THE HUNGER GAMES: I Am Hungry For More!
I can't wait to see the movie!!!
Sometime last year I was in Barnes and Noble looking for a new book to read. Not knowing what I was looking for I walked toward the young adult section to see if anything caught my eye. Of course, the Twilight books were plastered all over the place, but I had already read them, so that was not a solution. I was looking for something that was going to keep me intrigued. As I kept walking I noticed two book trilogies: The Hunger Games, by Suzanne Collins and Tiger’s Curse, by Colleen Houck. Since the final book of The Hunger Games trilogy was out and all three books had such an awesome cover I decided to pick those books first
The first book of the trilogy, of course titled The Hunger Games, immediately grabbed me. A combination of Twilight and the Greek myth of Theseus and the Minotaur, The Hunger Games is filled with nerve-racking tension, thrilling action, and a great engaging love story that kept my attention no matter how hard I tried to put the book down. I found myself completely caught up in the story’s plot, set in some future time and place where the government has become a dictatorship, telling its people where to live, what to do and who to love. Of course, those who did not comply with these demands were subjected to any number of punishments!
The Hunger Games starts in a North America we do not recognize. Now a dictatorship, the country is divided into 12 districts with each district fulfilling a particular purpose. For example, one district is responsible for food, another for mining, and so on. Each year the government holds a game that pits children from the ages of 12 to 18 against each other in a fight to the death. This game is held in a giant, treacherous arena, is televised, and is highly anticipated all over the country. The book’s main character,
Katniss Everdeen, in an act of bravery, takes her sister’s place as one of the 24 “tributes” (the name given to the children who are forced to participate in the game) when her sister’s name is called. Katniss is taken to the capital to be prepped for the game and, all the while she is being trained, she struggles with knowing that the only way she can return home to her family is to survive the game, but the only way she can survive the game is to kill her opponents who are all children. In short, her survival is diabolically linked to how effective she can be at becoming the pawn of this monstrous government.
The Hunger Games , then, is the story of Katmiss’s struggle. She battles fire, hunger, thirst, wild animals, injuries and other children in her quest to survive. She, of course, falls in love, makes and loses friends, is exposed to horrific spectacles like one of her fellow tributes being slowly eaten by a wolf-like creature, and is forced to make adult decisions that push her to her limits. With all of this, it is a bit surprising to realize that this trilogy’s targeted audience is young adults as clearly some of the book’s subject matter seems better suited for a more mature reader.
A more mature reader, like me! I loved this trilogy and the only thing that I think could possibly be better than these books is Liongate’s much anticipated film version of this fantastic story.
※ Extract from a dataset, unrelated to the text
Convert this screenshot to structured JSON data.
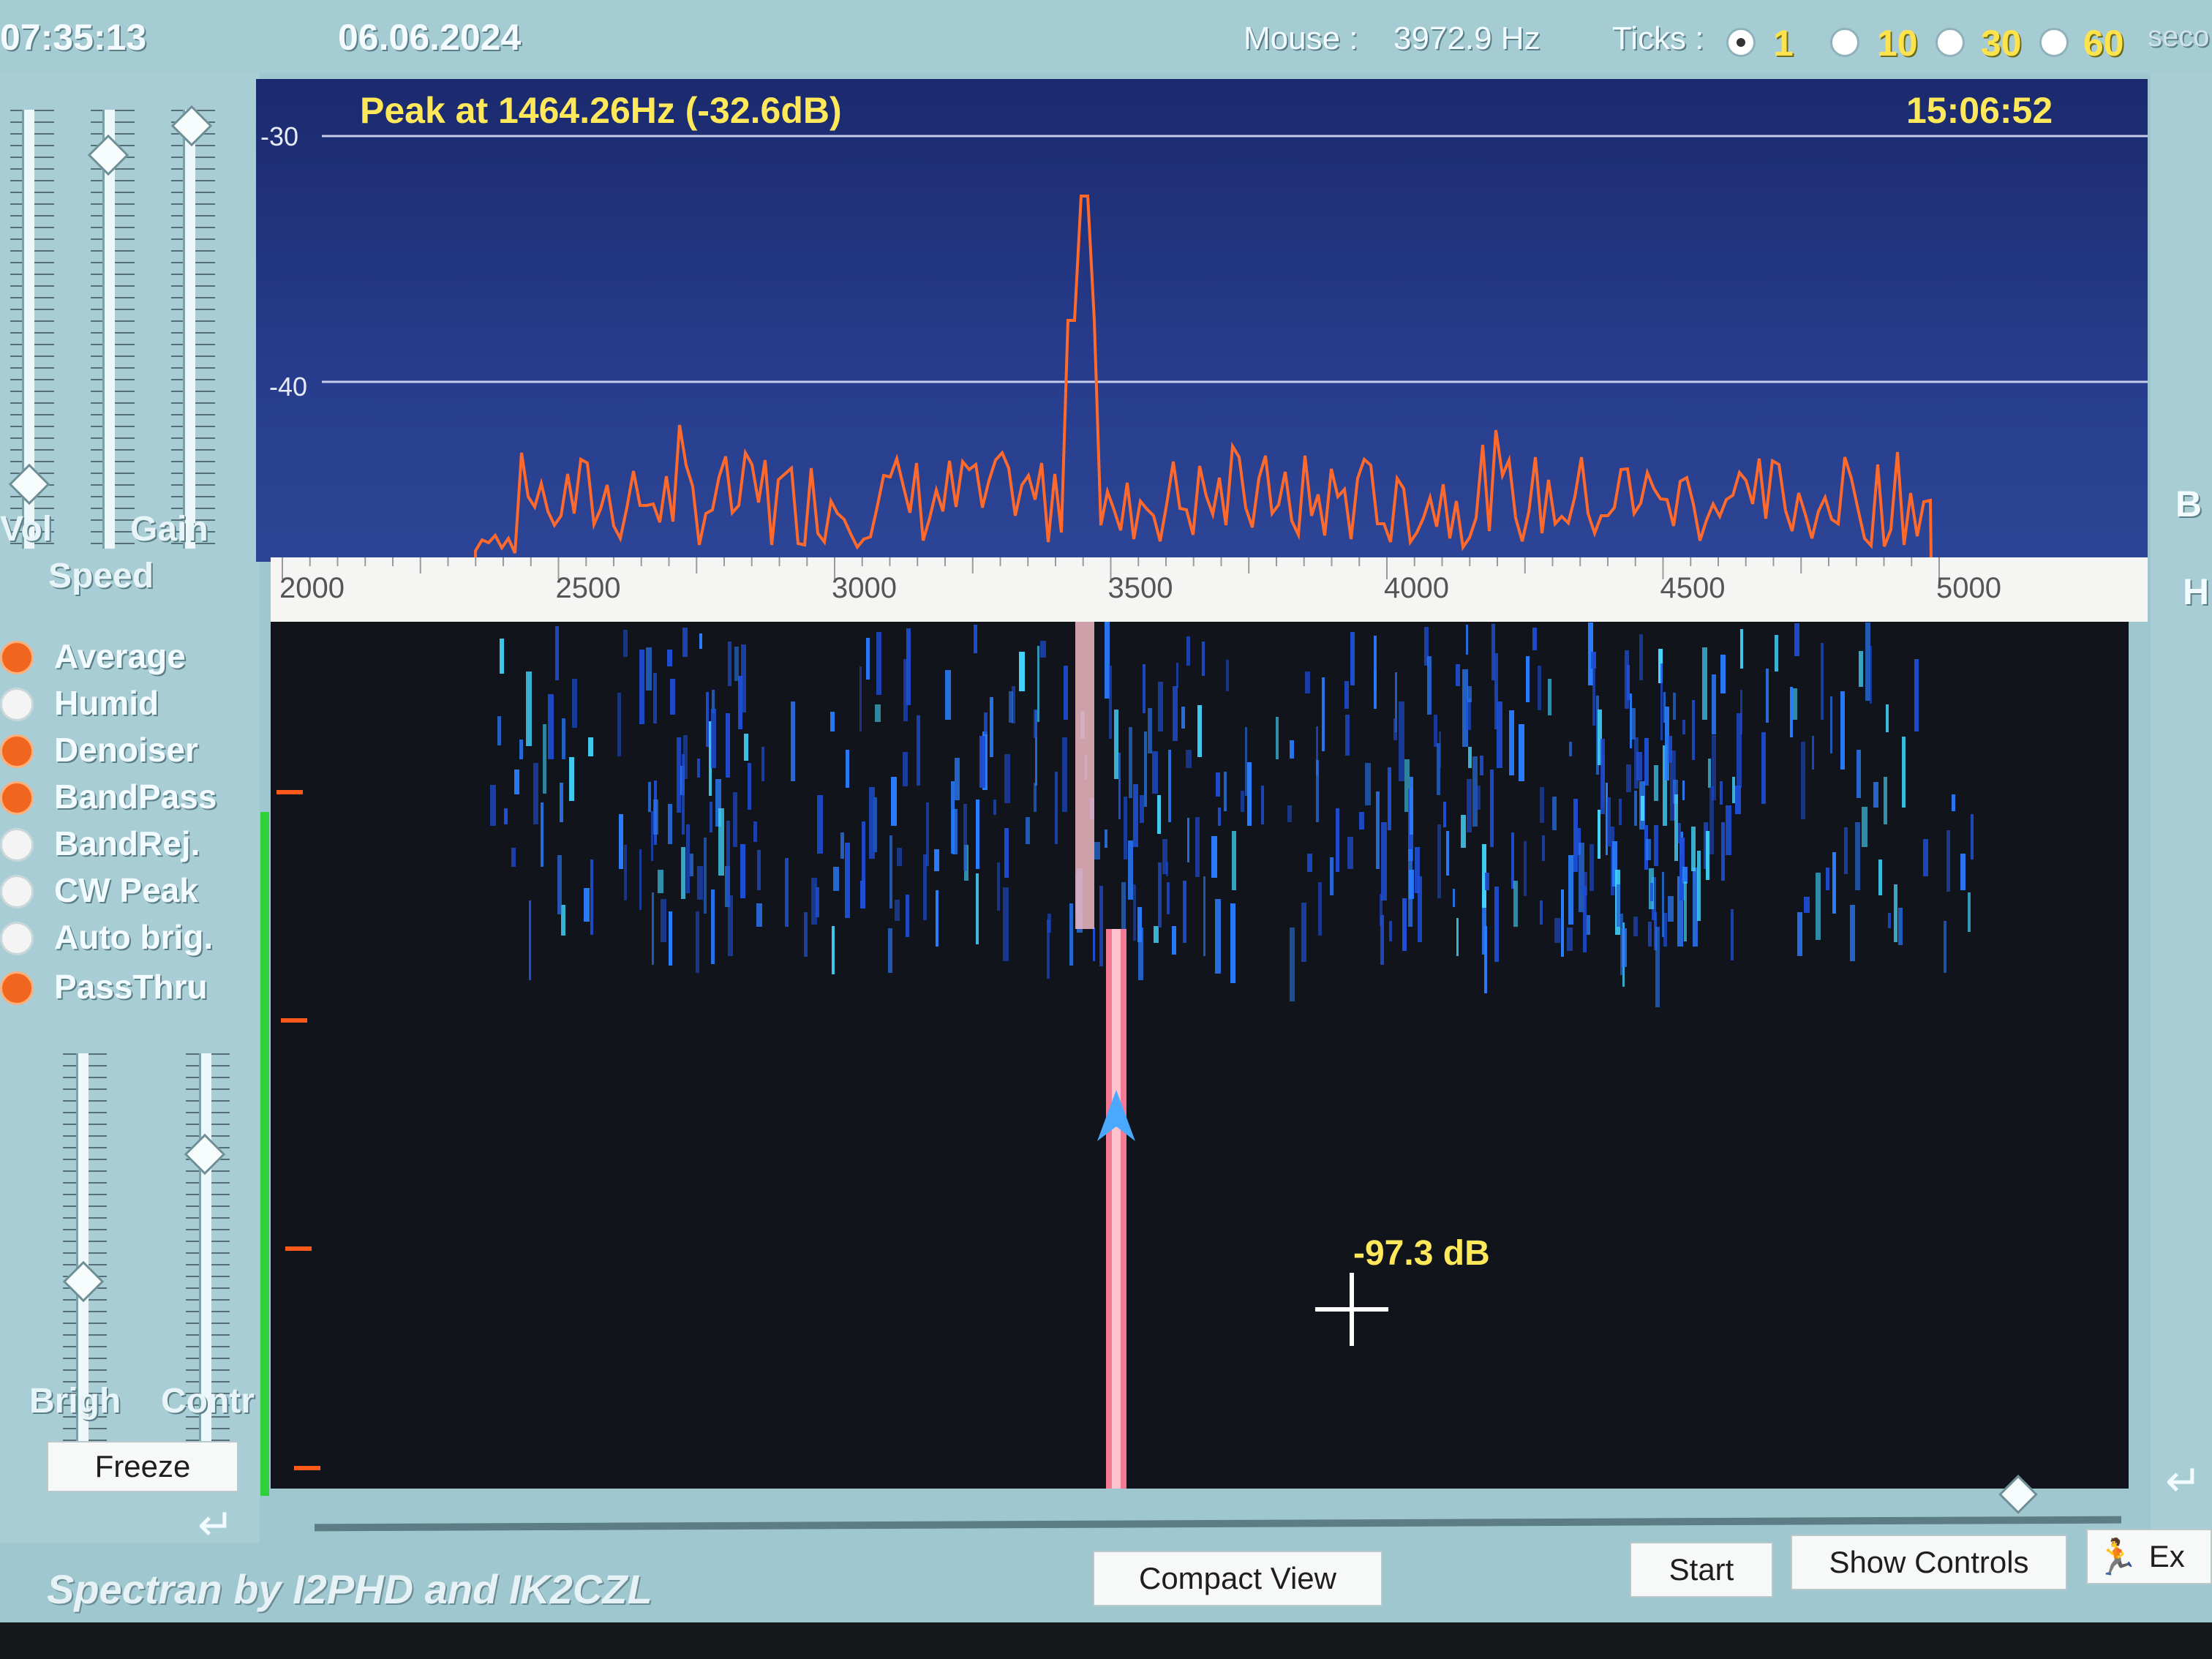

I, for one, cannot wait to see the movie and am holding my breath that they will do the books justice and keep me on the edge of my theatre seat in the same way that the books kept me on the edge of my sofa!